Background of the case
On Oct. 18, 2021, the Lemhi County Sheriff’s office received a call about a crash in the Panther Creek Road area. When deputies arrived, they discovered the body of Kesterson down an embankment and into the trees.
Investigators say Pethtel, Kesterson and an unnamed woman were together when Kesterson died. They later discovered Pethtel was driving the pickup truck.
Deputies eventually located Pethtel and the woman about 10 hours after Kesterson died.
According to them, Pethel and someone in the pickup got into a disagreement. They got out of the pickup and started fighting, according to court documents.
“At some point during that altercation, Pethtel claimed a .22 magnum handgun went off and (Kesterson) was struck with a bullet and died,” police reports state. “Pethtel also fired a .22 magnum rifle three times during this brief time period.”

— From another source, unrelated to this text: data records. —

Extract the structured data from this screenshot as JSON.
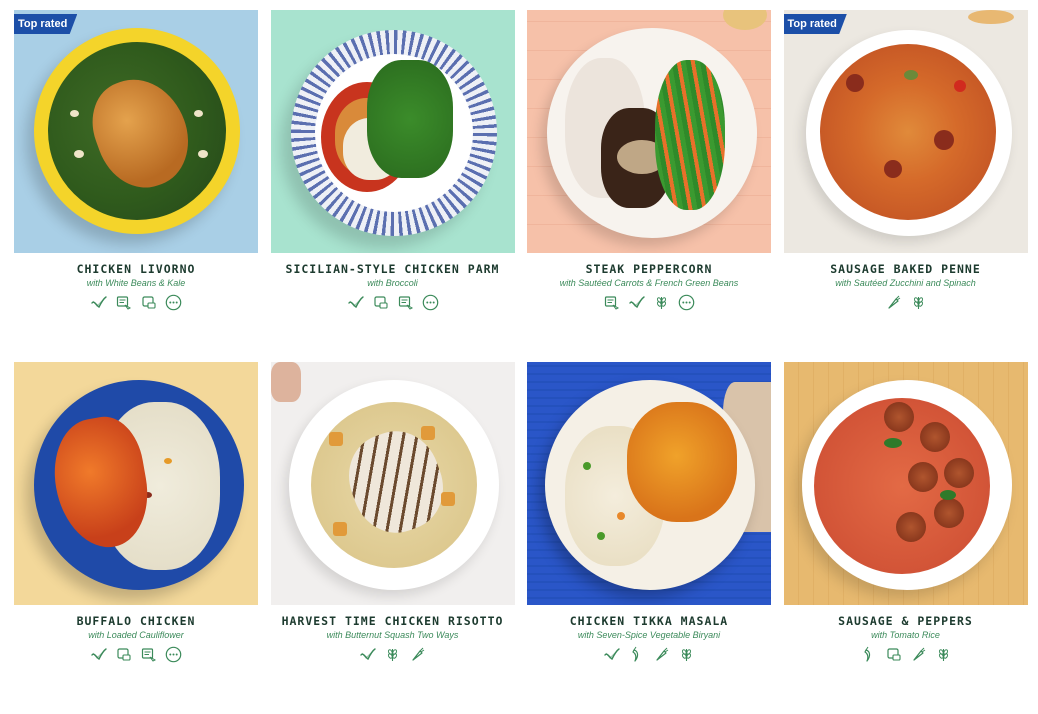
{
  "badges": {
    "top_rated": "Top rated"
  },
  "meals": [
    {
      "title": "CHICKEN LIVORNO",
      "subtitle": "with White Beans & Kale",
      "top_rated": true,
      "icons": [
        "heart-check-icon",
        "calorie-smart-icon",
        "protein-icon",
        "more-icon"
      ]
    },
    {
      "title": "SICILIAN-STYLE CHICKEN PARM",
      "subtitle": "with Broccoli",
      "top_rated": false,
      "icons": [
        "heart-check-icon",
        "protein-icon",
        "calorie-smart-icon",
        "more-icon"
      ]
    },
    {
      "title": "STEAK PEPPERCORN",
      "subtitle": "with Sautéed Carrots & French Green Beans",
      "top_rated": false,
      "icons": [
        "calorie-smart-icon",
        "heart-check-icon",
        "wheat-icon",
        "more-icon"
      ]
    },
    {
      "title": "SAUSAGE BAKED PENNE",
      "subtitle": "with Sautéed Zucchini and Spinach",
      "top_rated": true,
      "icons": [
        "carrot-icon",
        "wheat-icon"
      ]
    },
    {
      "title": "BUFFALO CHICKEN",
      "subtitle": "with Loaded Cauliflower",
      "top_rated": false,
      "icons": [
        "heart-check-icon",
        "protein-icon",
        "calorie-smart-icon",
        "more-icon"
      ]
    },
    {
      "title": "HARVEST TIME CHICKEN RISOTTO",
      "subtitle": "with Butternut Squash Two Ways",
      "top_rated": false,
      "icons": [
        "heart-check-icon",
        "wheat-icon",
        "carrot-icon"
      ]
    },
    {
      "title": "CHICKEN TIKKA MASALA",
      "subtitle": "with Seven-Spice Vegetable Biryani",
      "top_rated": false,
      "icons": [
        "heart-check-icon",
        "chili-icon",
        "carrot-icon",
        "wheat-icon"
      ]
    },
    {
      "title": "SAUSAGE & PEPPERS",
      "subtitle": "with Tomato Rice",
      "top_rated": false,
      "icons": [
        "chili-icon",
        "protein-icon",
        "carrot-icon",
        "wheat-icon"
      ]
    }
  ],
  "colors": {
    "title": "#1d3b2f",
    "subtitle": "#3b8a5a",
    "icon": "#3b8a5a",
    "badge": "#1c4fa8"
  }
}
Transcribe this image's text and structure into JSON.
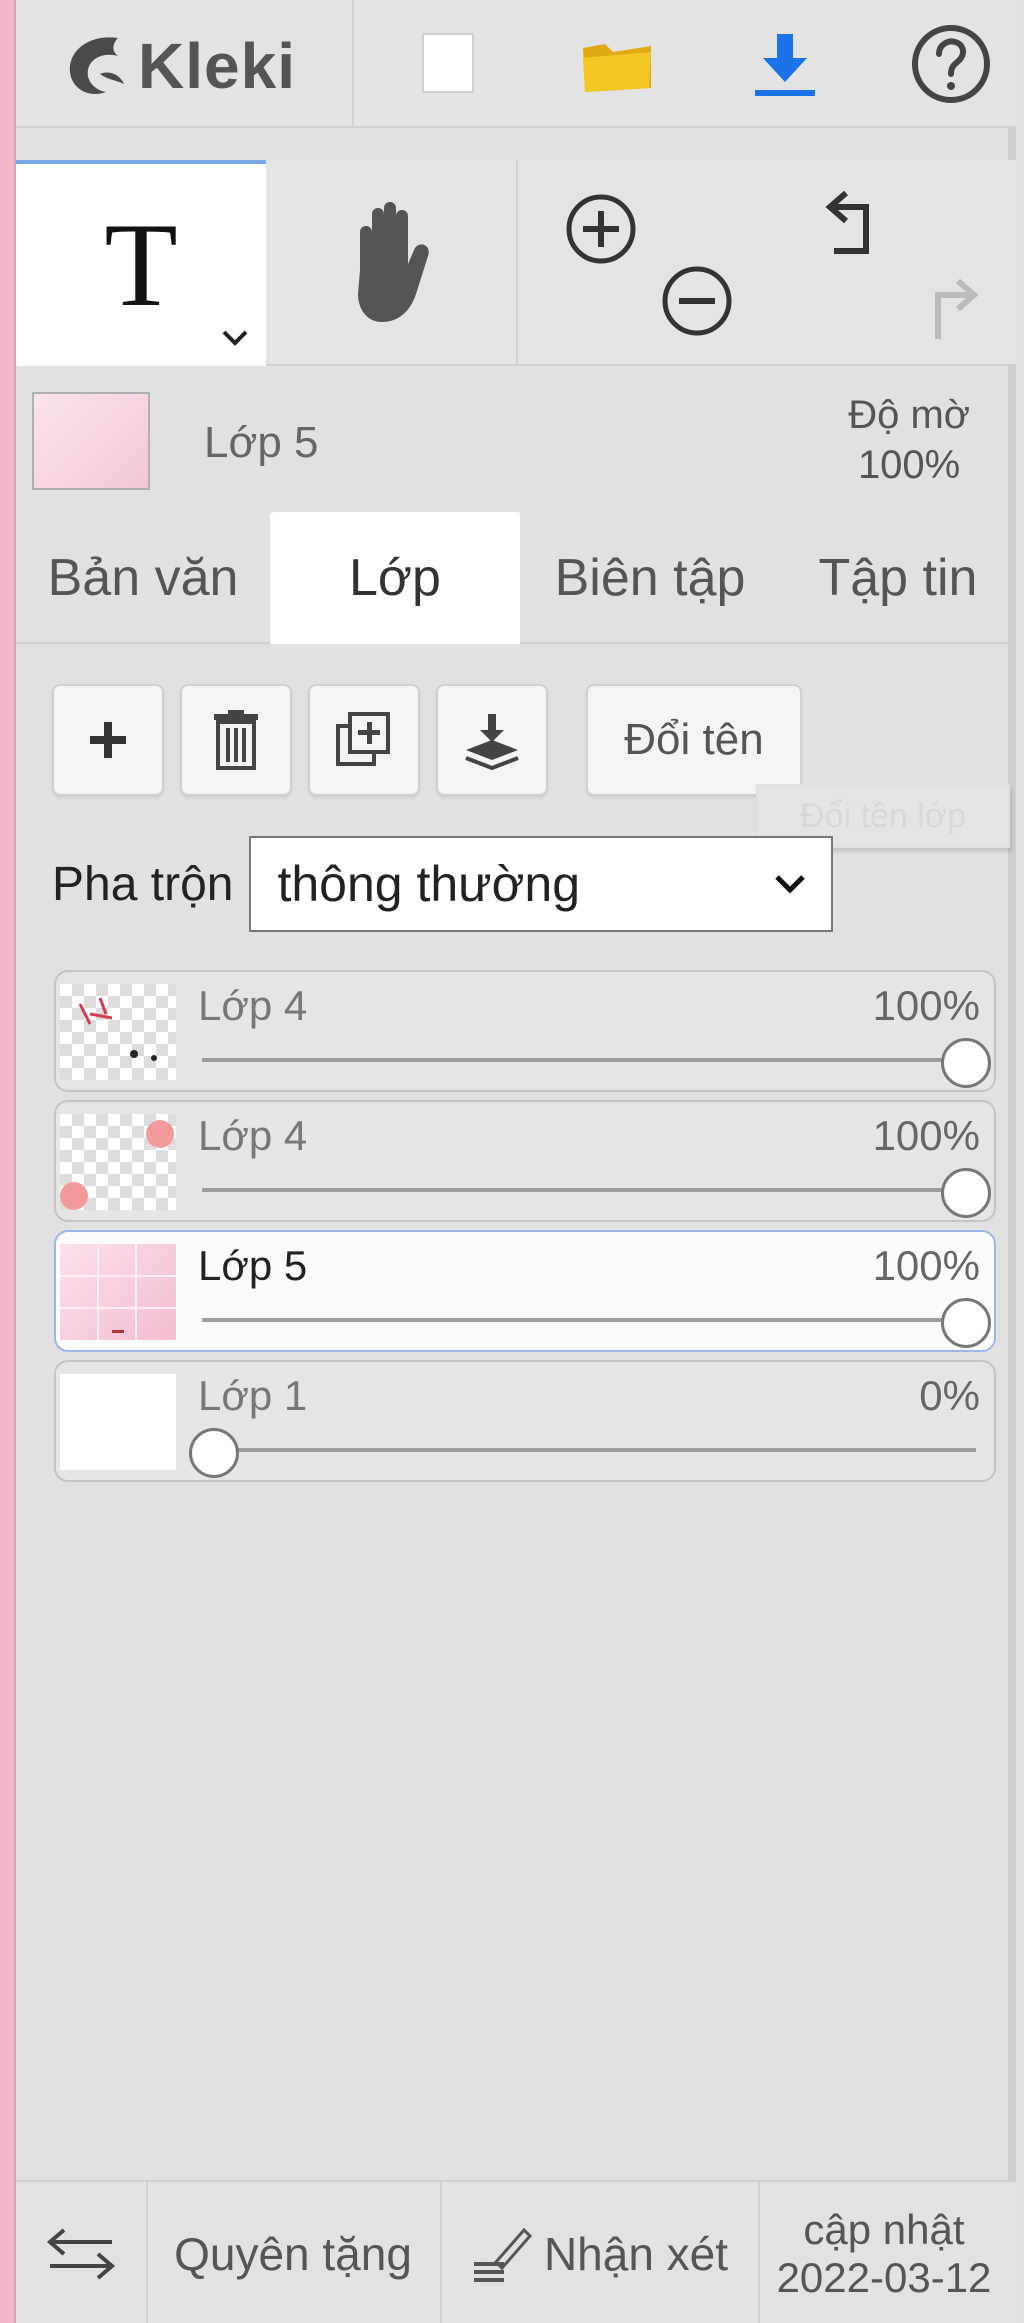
{
  "app": {
    "name": "Kleki"
  },
  "toolbar": {
    "icons": [
      "new-image-icon",
      "open-folder-icon",
      "download-icon",
      "help-icon"
    ],
    "colors": {
      "folder": "#f1c21b",
      "download": "#1a73e8"
    }
  },
  "tools": {
    "text_glyph": "T",
    "hand_icon": "hand-icon",
    "zoom_in_icon": "zoom-in-icon",
    "zoom_out_icon": "zoom-out-icon",
    "undo_icon": "undo-icon",
    "redo_icon": "redo-icon"
  },
  "current_layer": {
    "name": "Lớp 5",
    "opacity_label": "Độ mờ",
    "opacity": "100%"
  },
  "tabs": [
    {
      "label": "Bản văn",
      "active": false
    },
    {
      "label": "Lớp",
      "active": true
    },
    {
      "label": "Biên tập",
      "active": false
    },
    {
      "label": "Tập tin",
      "active": false
    }
  ],
  "layer_actions": {
    "rename_label": "Đổi tên",
    "tooltip": "Đổi tên lớp"
  },
  "blend": {
    "label": "Pha trộn",
    "value": "thông thường"
  },
  "layers": [
    {
      "name": "Lớp 4",
      "opacity": "100%",
      "opacity_value": 1.0,
      "selected": false
    },
    {
      "name": "Lớp 4",
      "opacity": "100%",
      "opacity_value": 1.0,
      "selected": false
    },
    {
      "name": "Lớp 5",
      "opacity": "100%",
      "opacity_value": 1.0,
      "selected": true
    },
    {
      "name": "Lớp 1",
      "opacity": "0%",
      "opacity_value": 0.0,
      "selected": false
    }
  ],
  "footer": {
    "donate": "Quyên tặng",
    "feedback": "Nhận xét",
    "update_label": "cập nhật",
    "update_date": "2022-03-12"
  }
}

The two went to a hunter’s camp in the area to get a ride to a family member’s home where they stayed afterward. Deputies say Pethtel and the woman never contacted authorities about Kesterson’s death.
Later on, the two went to Challis, where Pethtel burned a pair of pants with blood on them, according to court documents. The two then took showers, destroying the blood and DNA evidence on their bodies.
Pethtel also took the boots he wore during the shooting and hid them in a building under a tarp, according to court documents.
When deputies contacted the two around 6 p.m., Pethtel pointed them toward a .22 caliber rifle hanging on a gun rack at the home. Investigators also recovered the handgun used in the shooting.
Pethtel is not legally permitted to have guns because he is a convicted felon in Oregon and Idaho.
According to court documents, he and the woman said they kept the guns belonging to a family member to protect themselves from wolves and for everyday carry because they were in a wilderness area.
“Each felt their safety from wolves outweighed the felony conviction restrictions of Pethtel in regard to firearm possession,” the probable cause statement reads.
Deputies say Pethtel then tried to fabricate a story about what happened.
He sent Facebook messages to others, saying (name redacted) became intoxicated and upset. The messages then said (name redacted) drove away from the house in the truck with the ATV and a .22 handgun.
“That was the last time either Pethtel or (name redacted) had seen (name redacted) and they had no information as to his whereabouts when contacted by law enforcement on this date,” the affidavit reads. “The Facebook texts were an attempt to cover up Pethtel’s and (name redacted) involvements in this vehicle accident and apparent unlawful death scene.”
Pethtel was taken into custody and booked into the Ada County Jail before being transferred to the Lemhi County Jail.